Between the ongoing pandemic, environmental collapse, and the capitalist churn, it’s not surprising that Gen Z are finding solace in the emotional honesty and rawness that the emo elicits. “I love the emotion and storytelling that can be done within the emo fashion scene,” says Weekes. “I connect with it personally because I love being able to reflect how I’m feeling through clothes, and I think the emo scene is so broad and I can express myself without limitations.”

“I was very emotionally turbulent in my early teens, so that music was very therapeutic for me,” agrees daine, an emo pop star signed to PC Music. “It felt like a whole world away from reality, digging yourself down the rabbit hole of rare bands on Subreddits and Facebook groups. It’s escapism, basically.”

Similar to the return of indie sleaze, the sudden boom of late noughties emo aesthetics feels like the logical next step in our cultural obsession with nostalgia, moving from the diamante glean of early aughts babeism and towards the alt corners of the y2K revival. As literary theorist Fredric Jameson once said, nostalgia is “an alarming and pathological symptom of a society that has become incapable of dealing with time and history.” So, it’s no wonder we’re seeing young people reach for subcultures of era’s past when the future feels particularly bleak. This is especially true for Gen Z, most of whom were too young to fully experience the 2000s the first time around. “Through social media, people can post nostalgic throwbacks as they pine over their childhoods growing up watching Dan and Phil and other stars of the YouTube golden era,” says @oatmilkandcodeine.
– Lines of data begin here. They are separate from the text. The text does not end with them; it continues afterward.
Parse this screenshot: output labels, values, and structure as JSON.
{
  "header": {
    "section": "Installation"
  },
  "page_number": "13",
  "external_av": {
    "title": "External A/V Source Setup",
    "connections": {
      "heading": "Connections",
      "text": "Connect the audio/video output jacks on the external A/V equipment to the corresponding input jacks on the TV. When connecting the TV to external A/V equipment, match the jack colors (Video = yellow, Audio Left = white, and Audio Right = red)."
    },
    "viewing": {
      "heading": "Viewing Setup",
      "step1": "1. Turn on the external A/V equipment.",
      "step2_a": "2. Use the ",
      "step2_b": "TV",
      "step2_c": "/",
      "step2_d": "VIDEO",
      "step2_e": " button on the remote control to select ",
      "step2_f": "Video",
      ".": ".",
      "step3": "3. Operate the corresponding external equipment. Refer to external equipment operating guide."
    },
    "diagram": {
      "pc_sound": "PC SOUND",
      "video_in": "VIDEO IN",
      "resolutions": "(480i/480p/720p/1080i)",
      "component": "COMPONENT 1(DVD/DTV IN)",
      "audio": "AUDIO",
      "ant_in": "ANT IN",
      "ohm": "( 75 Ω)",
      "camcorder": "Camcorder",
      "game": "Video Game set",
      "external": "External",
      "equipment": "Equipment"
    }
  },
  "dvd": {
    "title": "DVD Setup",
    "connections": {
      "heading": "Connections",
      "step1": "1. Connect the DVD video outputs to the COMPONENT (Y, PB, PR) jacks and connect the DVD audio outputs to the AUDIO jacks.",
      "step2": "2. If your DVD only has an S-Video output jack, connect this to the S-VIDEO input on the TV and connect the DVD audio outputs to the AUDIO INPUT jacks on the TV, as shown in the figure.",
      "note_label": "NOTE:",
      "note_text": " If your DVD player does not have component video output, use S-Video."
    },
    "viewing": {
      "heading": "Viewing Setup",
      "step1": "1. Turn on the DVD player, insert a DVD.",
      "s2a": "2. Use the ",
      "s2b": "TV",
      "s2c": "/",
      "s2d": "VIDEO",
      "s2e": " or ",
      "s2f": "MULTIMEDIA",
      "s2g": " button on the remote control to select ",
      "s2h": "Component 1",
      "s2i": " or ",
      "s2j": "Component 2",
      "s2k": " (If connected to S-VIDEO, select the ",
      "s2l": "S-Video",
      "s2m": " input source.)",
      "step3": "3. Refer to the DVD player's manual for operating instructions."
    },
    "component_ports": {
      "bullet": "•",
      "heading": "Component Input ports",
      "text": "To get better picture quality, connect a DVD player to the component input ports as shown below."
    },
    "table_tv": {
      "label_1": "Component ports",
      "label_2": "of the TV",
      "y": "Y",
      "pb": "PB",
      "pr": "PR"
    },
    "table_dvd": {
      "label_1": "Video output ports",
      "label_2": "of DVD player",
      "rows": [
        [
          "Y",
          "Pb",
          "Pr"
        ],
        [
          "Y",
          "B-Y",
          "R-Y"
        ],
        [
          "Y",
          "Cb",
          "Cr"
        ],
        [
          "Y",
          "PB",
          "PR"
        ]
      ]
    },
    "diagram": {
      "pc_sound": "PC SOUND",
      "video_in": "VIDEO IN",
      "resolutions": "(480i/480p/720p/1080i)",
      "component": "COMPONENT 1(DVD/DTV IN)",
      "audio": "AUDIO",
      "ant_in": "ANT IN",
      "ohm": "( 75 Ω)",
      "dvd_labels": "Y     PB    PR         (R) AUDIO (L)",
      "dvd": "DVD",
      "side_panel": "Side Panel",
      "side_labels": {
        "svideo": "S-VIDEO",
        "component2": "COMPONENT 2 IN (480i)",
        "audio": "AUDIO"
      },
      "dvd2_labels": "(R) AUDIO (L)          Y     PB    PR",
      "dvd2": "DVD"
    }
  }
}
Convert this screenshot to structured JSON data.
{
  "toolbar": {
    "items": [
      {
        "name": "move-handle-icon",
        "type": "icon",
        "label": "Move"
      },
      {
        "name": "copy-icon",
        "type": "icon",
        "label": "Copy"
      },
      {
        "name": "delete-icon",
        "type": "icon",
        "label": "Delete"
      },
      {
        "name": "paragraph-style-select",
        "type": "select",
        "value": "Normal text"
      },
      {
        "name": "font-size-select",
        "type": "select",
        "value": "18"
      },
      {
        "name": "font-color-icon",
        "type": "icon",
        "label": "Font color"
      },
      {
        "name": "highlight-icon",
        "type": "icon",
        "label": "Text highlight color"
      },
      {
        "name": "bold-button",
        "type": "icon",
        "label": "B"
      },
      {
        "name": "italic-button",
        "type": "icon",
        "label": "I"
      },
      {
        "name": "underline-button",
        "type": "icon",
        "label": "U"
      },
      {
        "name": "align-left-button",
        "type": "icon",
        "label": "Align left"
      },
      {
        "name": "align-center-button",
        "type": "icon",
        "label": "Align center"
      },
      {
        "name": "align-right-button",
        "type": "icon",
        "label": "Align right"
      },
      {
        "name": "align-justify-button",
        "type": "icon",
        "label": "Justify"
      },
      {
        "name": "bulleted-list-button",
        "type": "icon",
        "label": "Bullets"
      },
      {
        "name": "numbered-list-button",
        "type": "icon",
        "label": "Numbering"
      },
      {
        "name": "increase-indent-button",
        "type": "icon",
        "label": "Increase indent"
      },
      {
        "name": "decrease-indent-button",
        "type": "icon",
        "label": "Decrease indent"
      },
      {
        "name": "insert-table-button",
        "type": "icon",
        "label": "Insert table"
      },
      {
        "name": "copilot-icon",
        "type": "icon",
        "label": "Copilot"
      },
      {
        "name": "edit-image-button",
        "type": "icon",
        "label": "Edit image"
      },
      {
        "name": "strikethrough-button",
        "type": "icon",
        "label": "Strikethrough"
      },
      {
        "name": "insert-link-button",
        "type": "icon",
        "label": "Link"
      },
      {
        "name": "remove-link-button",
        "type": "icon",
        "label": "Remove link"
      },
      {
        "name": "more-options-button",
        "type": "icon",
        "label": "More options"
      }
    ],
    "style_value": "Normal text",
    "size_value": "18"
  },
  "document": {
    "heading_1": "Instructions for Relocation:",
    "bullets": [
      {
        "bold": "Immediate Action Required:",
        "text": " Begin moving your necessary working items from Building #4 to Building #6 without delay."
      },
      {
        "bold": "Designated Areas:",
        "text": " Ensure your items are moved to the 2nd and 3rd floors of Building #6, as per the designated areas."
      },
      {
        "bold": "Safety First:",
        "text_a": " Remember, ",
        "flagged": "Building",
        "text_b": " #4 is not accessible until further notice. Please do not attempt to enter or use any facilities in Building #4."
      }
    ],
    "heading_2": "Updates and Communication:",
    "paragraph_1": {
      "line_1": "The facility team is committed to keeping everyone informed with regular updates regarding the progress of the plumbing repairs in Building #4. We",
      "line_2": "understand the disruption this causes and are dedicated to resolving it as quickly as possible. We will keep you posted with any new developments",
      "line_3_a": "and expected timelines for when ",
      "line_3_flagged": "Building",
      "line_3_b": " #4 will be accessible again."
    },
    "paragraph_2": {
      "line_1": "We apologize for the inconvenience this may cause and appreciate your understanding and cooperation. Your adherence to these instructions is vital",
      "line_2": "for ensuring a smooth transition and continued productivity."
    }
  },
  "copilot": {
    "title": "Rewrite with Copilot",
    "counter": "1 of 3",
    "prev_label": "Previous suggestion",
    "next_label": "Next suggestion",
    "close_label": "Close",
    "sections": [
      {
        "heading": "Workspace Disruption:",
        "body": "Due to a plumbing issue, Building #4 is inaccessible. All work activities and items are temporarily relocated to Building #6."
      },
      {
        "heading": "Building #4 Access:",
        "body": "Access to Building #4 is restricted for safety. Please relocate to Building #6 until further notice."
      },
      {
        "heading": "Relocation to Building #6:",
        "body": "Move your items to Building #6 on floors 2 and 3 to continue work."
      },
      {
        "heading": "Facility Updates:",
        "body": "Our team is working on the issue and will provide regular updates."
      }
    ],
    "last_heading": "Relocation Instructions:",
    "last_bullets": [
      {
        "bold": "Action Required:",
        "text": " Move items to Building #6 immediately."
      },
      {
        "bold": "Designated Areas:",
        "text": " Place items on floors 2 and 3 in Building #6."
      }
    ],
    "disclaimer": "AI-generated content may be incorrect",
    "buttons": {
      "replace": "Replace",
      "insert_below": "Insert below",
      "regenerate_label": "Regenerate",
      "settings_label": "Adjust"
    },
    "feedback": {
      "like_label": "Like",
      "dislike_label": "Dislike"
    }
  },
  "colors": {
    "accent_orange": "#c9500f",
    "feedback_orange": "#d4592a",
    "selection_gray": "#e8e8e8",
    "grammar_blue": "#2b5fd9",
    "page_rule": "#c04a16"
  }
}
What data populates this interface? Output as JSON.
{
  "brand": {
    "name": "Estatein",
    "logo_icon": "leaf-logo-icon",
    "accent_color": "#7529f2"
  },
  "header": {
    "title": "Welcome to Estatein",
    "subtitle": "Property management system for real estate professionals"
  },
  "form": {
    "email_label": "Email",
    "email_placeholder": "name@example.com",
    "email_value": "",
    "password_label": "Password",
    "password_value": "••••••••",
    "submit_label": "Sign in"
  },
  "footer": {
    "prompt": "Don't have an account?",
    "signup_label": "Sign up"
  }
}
Young people on TikTok can now live out their #emophase to a backdrop of “Dear Maria Count Me In”. They can don on thick eyeliner and show off their #scenequeen makeovers, or watch Avril Lavigne lip-sync to her greatest hits and reminisce about better times.